The idea is that biohackers from all over the world can go to the diybio. This way, according to Kuiken, people could operate in a safe manner, relying on personal responsibility rather than control. Of course, nobody knows if a stick or a carrot is the right tool as we enter the age of personal biotech. But whoever is given the task of devising rules will have to consider the virtues of having molecular biology among the masses — can personal biotech improve society, will it lead to valuable inventions and innovations, will it be a democratising force, will it help distribute wealth, economic and intellectual power more widely?

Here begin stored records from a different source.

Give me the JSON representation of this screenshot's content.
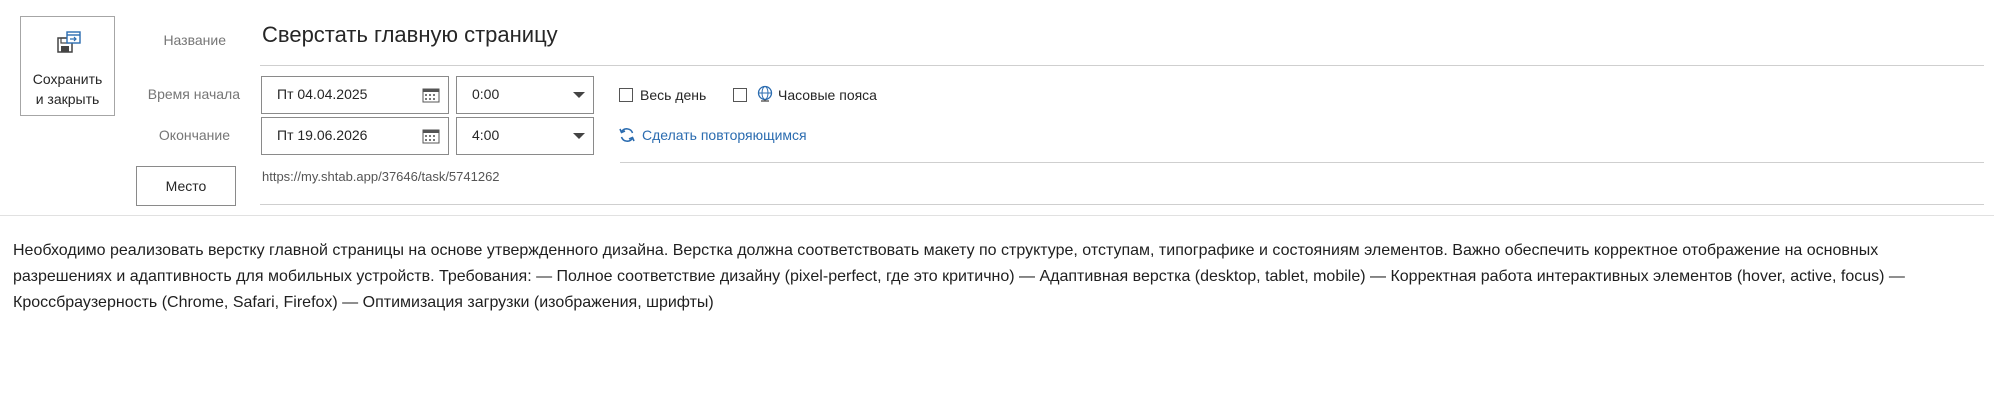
{
  "toolbar": {
    "save_close_label": "Сохранить\nи закрыть",
    "save_icon": "save-calendar-icon"
  },
  "form": {
    "title_label": "Название",
    "title_value": "Сверстать главную страницу",
    "start_label": "Время начала",
    "start_date": "Пт 04.04.2025",
    "start_time": "0:00",
    "end_label": "Окончание",
    "end_date": "Пт 19.06.2026",
    "end_time": "4:00",
    "all_day_label": "Весь день",
    "all_day_checked": false,
    "timezones_label": "Часовые пояса",
    "timezones_checked": false,
    "timezones_icon": "globe-icon",
    "repeat_label": "Сделать повторяющимся",
    "repeat_icon": "refresh-icon",
    "location_button_label": "Место",
    "location_value": "https://my.shtab.app/37646/task/5741262"
  },
  "description": "Необходимо реализовать верстку главной страницы на основе утвержденного дизайна. Верстка должна соответствовать макету по структуре, отступам, типографике и состояниям элементов. Важно обеспечить корректное отображение на основных разрешениях и адаптивность для мобильных устройств. Требования: — Полное соответствие дизайну (pixel-perfect, где это критично) — Адаптивная верстка (desktop, tablet, mobile) — Корректная работа интерактивных элементов (hover, active, focus) — Кроссбраузерность (Chrome, Safari, Firefox) — Оптимизация загрузки (изображения, шрифты)",
  "colors": {
    "link": "#2b6cb0",
    "border": "#8a8a8a",
    "label": "#767676"
  }
}
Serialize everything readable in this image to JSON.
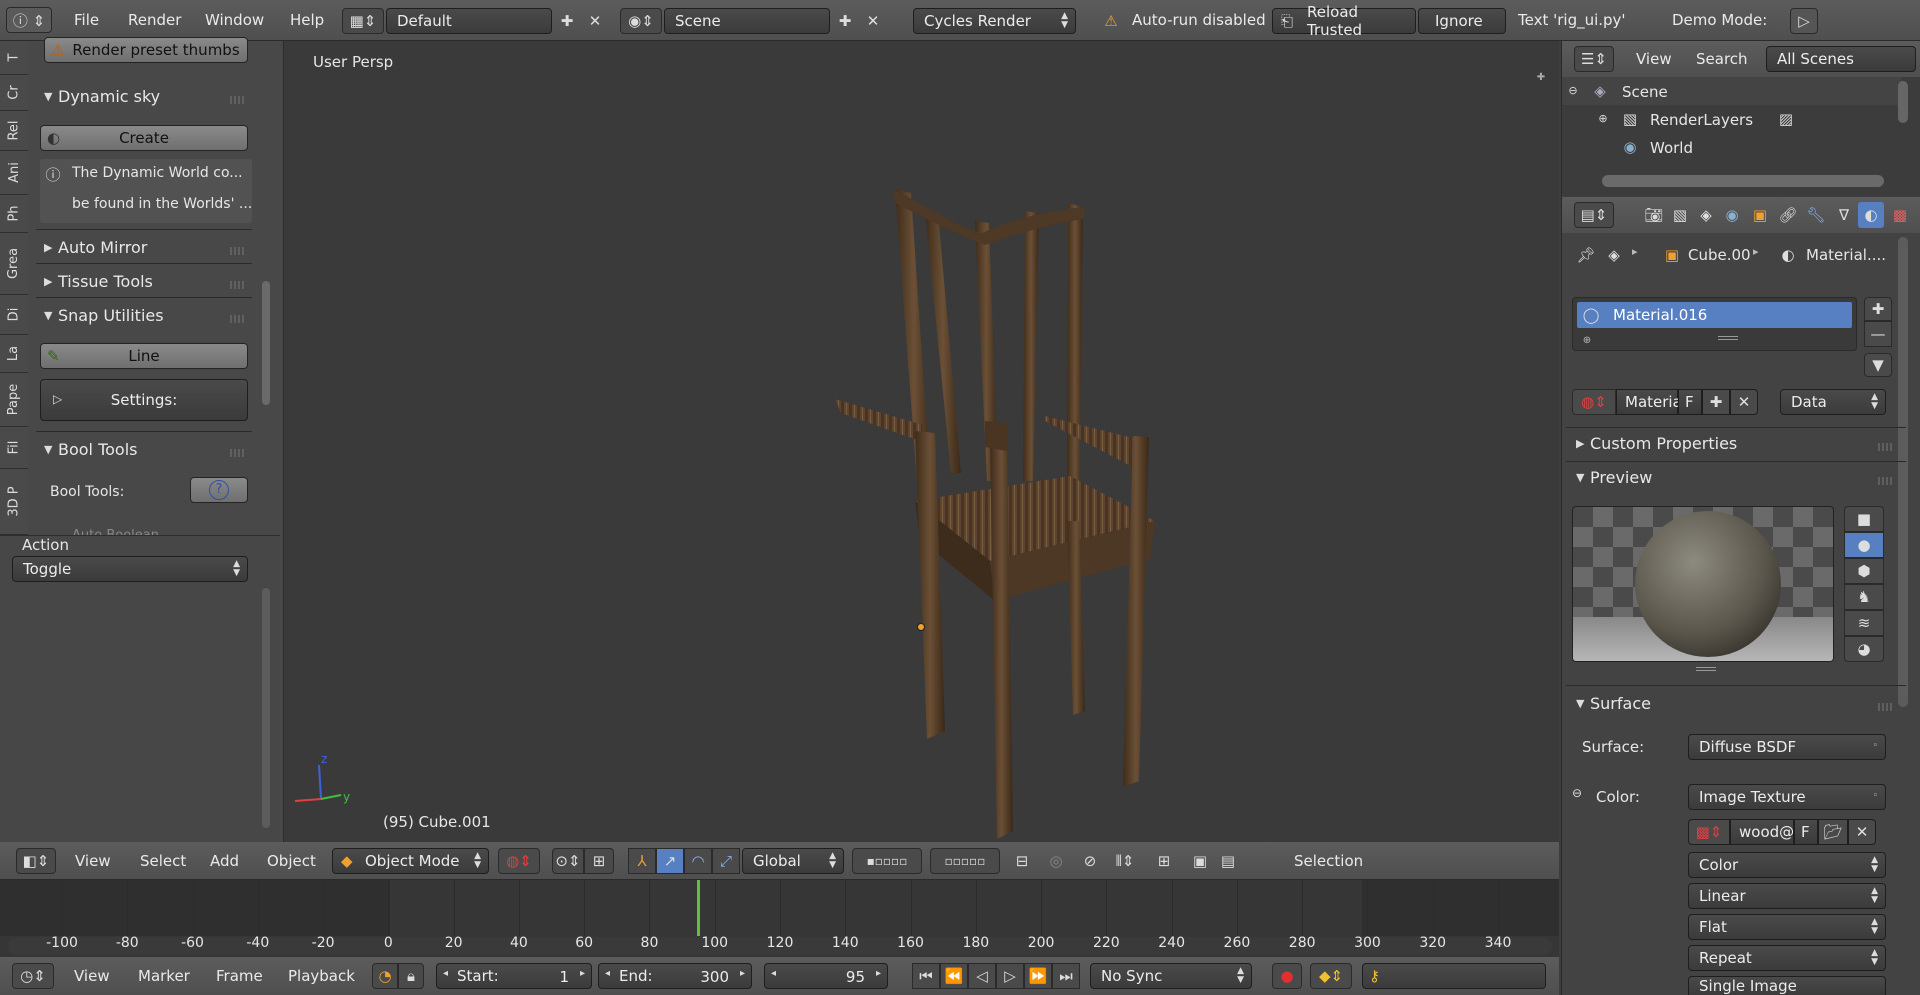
{
  "topbar": {
    "menus": [
      "File",
      "Render",
      "Window",
      "Help"
    ],
    "layout": "Default",
    "scene": "Scene",
    "engine": "Cycles Render",
    "warning": "Auto-run disabled",
    "reload": "Reload Trusted",
    "ignore": "Ignore",
    "text_file": "Text 'rig_ui.py'",
    "demo": "Demo Mode:"
  },
  "toolshelf": {
    "tabs": [
      "T",
      "Cr",
      "Rel",
      "Ani",
      "Ph",
      "Grea",
      "Di",
      "La",
      "Pape",
      "Fil",
      "3D P"
    ],
    "render_preset": "Render preset thumbs",
    "dynamic_sky": "Dynamic sky",
    "create": "Create",
    "info1": "The Dynamic World co...",
    "info2": "be found in the Worlds' ...",
    "auto_mirror": "Auto Mirror",
    "tissue_tools": "Tissue Tools",
    "snap_utilities": "Snap Utilities",
    "line": "Line",
    "settings": "Settings:",
    "bool_tools": "Bool Tools",
    "bool_tools_label": "Bool Tools:",
    "auto_boolean": "Auto Boolean",
    "action_label": "Action",
    "action_value": "Toggle"
  },
  "viewport": {
    "persp": "User Persp",
    "object_info": "(95) Cube.001",
    "menus": [
      "View",
      "Select",
      "Add",
      "Object"
    ],
    "mode": "Object Mode",
    "orientation": "Global",
    "selection": "Selection"
  },
  "timeline": {
    "ticks": [
      "-100",
      "-80",
      "-60",
      "-40",
      "-20",
      "0",
      "20",
      "40",
      "60",
      "80",
      "100",
      "120",
      "140",
      "160",
      "180",
      "200",
      "220",
      "240",
      "260",
      "280",
      "300",
      "320",
      "340"
    ],
    "current_frame_marker": 95,
    "menus": [
      "View",
      "Marker",
      "Frame",
      "Playback"
    ],
    "start_label": "Start:",
    "start": "1",
    "end_label": "End:",
    "end": "300",
    "current": "95",
    "sync": "No Sync"
  },
  "outliner": {
    "menus": [
      "View",
      "Search"
    ],
    "scope": "All Scenes",
    "items": [
      "Scene",
      "RenderLayers",
      "World"
    ]
  },
  "properties": {
    "breadcrumb_obj": "Cube.00",
    "breadcrumb_mat": "Material....",
    "material_slot": "Material.016",
    "mat_name": "Materia",
    "f_label": "F",
    "link": "Data",
    "custom_props": "Custom Properties",
    "preview": "Preview",
    "surface": "Surface",
    "surface_label": "Surface:",
    "surface_value": "Diffuse BSDF",
    "color_label": "Color:",
    "color_value": "Image Texture",
    "image_name": "wood@",
    "options": [
      "Color",
      "Linear",
      "Flat",
      "Repeat",
      "Single Image"
    ]
  },
  "colors": {
    "accent": "#5680c2",
    "current_frame": "#5fbf3f",
    "origin": "#f0a030"
  }
}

These are all big questions for a field that is still in its infancy, says Ellen Jorgensen, president of the community biotechnology laboratory Genspace in New York. And you can argue that science is so complicated now, that DIY could not make any valid contribution, that you need to have too much expertise and infrastructure, something that DIY would never have. Jorgensen is optimistic, however. I want to see it happen!
Of course, all the nice, well-meaning people we met during our long journey through the world of DIY biology are no guarantee that there isn't anyone out there putting their criminal energy into biotech. But limiting the work and the opportunities of the former just because of fear of the latter will do nothing to change that.
Methods and materials, such as the ones we used, are on the verge of becoming available to a wider public. It is that public which will have to decide how to use biotech in the future.